Traditional systems based on predicate logic are monotonic . Here number of statements known to be true increases with time. New statements are added and new theorems are proved, but the previously known statements never become invalid.
In monotonic systems there is no need to check for in consistencies between new statements and the old knowledge. When a proof is made , the basis of the proof need not be remembered, since the old statements never disappear. But monotonic systems are not good in real problem domains where the information is incomplete, situations change and new assumptions are generated while solving new problems.
Non monotonic reasoning is based on default reasoning or “most probabilistic choice”. S is assumed to be true as long as there is no evidence to the contrary. For example when we visit a friend’s home, we buy biscuits for the children . because we believe that most children like biscuits. In this case we do not have information to the contrary. A computational description of default reasoning must relate the lack of information on X to conclude on Y.
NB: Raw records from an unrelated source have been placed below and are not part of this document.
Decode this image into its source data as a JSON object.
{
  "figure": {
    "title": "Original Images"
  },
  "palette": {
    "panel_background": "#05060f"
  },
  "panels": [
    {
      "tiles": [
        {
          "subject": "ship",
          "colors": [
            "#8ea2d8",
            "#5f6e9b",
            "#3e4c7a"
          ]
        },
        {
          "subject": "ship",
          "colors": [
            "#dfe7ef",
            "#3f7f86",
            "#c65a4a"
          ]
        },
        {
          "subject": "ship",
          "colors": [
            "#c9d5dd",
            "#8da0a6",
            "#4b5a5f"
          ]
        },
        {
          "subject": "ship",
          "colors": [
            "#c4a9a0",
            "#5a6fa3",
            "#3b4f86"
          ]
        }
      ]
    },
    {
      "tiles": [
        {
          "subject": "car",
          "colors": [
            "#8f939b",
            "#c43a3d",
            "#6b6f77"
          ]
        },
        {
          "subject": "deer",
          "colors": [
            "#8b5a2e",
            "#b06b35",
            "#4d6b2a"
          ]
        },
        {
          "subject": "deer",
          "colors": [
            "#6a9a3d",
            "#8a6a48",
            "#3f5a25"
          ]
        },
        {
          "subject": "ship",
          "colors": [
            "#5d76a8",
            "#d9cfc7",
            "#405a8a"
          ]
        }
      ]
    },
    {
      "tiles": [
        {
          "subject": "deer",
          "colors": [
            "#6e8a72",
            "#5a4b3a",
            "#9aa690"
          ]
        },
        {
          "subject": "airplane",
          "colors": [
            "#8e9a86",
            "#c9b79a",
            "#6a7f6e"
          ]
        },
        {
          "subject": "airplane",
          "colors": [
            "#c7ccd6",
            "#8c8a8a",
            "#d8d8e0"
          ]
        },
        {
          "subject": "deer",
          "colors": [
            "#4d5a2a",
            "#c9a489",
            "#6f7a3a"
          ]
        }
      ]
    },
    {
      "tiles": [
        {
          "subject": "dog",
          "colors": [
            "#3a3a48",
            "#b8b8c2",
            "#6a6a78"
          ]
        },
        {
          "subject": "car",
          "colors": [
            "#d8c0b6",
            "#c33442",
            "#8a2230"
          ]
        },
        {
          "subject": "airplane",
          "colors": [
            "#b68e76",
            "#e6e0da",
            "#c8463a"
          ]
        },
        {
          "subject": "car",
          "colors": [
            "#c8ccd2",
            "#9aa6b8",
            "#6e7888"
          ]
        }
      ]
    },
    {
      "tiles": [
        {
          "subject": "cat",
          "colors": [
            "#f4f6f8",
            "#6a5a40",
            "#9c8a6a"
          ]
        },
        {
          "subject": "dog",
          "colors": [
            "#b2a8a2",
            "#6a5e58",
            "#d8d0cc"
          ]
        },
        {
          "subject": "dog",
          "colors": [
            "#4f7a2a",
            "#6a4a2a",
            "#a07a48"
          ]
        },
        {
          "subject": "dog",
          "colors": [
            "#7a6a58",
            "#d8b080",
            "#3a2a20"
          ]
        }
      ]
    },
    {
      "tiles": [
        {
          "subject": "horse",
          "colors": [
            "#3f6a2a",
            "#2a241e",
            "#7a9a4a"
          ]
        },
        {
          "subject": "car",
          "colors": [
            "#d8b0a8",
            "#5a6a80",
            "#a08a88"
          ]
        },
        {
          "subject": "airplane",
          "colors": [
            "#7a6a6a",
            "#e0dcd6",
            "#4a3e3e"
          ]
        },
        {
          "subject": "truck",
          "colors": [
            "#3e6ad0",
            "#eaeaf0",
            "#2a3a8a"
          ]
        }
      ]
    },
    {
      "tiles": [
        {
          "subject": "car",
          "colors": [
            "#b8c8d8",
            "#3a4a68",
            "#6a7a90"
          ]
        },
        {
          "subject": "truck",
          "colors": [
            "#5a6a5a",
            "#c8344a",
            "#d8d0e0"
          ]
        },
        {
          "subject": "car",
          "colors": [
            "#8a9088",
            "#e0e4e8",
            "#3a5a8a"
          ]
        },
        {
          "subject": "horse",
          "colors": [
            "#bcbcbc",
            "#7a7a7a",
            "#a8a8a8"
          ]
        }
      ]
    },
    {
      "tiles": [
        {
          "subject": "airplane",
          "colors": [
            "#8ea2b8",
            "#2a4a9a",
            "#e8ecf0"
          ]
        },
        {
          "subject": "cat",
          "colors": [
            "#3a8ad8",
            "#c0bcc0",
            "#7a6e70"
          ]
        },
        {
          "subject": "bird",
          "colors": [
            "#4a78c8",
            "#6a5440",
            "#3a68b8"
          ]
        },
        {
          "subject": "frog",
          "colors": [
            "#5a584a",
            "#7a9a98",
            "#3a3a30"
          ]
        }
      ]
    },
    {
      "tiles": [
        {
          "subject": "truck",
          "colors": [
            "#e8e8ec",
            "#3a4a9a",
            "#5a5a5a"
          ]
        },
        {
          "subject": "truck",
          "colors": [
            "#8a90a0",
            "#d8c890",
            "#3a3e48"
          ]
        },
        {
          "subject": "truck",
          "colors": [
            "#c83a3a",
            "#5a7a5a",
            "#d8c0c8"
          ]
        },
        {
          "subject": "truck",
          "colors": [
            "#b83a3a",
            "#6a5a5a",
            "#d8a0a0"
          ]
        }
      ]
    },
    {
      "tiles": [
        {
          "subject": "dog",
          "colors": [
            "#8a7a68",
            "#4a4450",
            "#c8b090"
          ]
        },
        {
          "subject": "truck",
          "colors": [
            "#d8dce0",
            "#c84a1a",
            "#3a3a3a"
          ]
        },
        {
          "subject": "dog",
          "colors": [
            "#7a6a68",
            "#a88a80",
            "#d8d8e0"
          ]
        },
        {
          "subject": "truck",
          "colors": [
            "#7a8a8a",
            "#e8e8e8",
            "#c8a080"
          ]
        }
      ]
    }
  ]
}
Default reasoning ( or most probabilistic choice) is defined as follows:
Definition 1 : If X is not known, then conclude Y.
Definition 2 : If X can not be proved, then conclude Y.
Definition 3: If X can not be proved in some allocated amount of time then conclude Y.
It is to be noted that the above reasoning process lies outside the realm of logic. It conclude on Y if X can not be proved, but never bothers to find whether X can be proved or not. Hence the default reasoning systems can not be characterized formally. Even if one succeeds in gaining complete information at the moment, the validity of the information may not be for ever, since it is a
changing world. What appears to be true now, may be so at a later time ( in a non monotonic system).
One way to solve the problem of a changing world to delete statements when they are no longer accurate, and replace them by more accurate statements. This leads to a non monotonic system in which statements can be deleted as well as added to the knowledge base. When a statement is deleted, other related statements may also have to be deleted. Non monotonic reasoning systems may be necessary due to any of the following reasons.
- The presence of incomplete inforamtio0n requires default reasoning.
- A changing world must be described by a changing database.
- Generating a complete solution to a problem may require temporary
assumptions about partial solutions.
Non monotonic system are harder to deal with than monotonic systems. This is because when a statement is deleted as “ no more valid”, other related statements have to be backtracked and they should be either deleted or new proofs have to be found for them. This is called dependency directed backtracking (DDB). In order to propagate the current changes into the database, the statements on which a particular proof depends, should also be stored along with the proof. Thus non – monotonic systems require more storage space as well as more processing time than monotonic systems.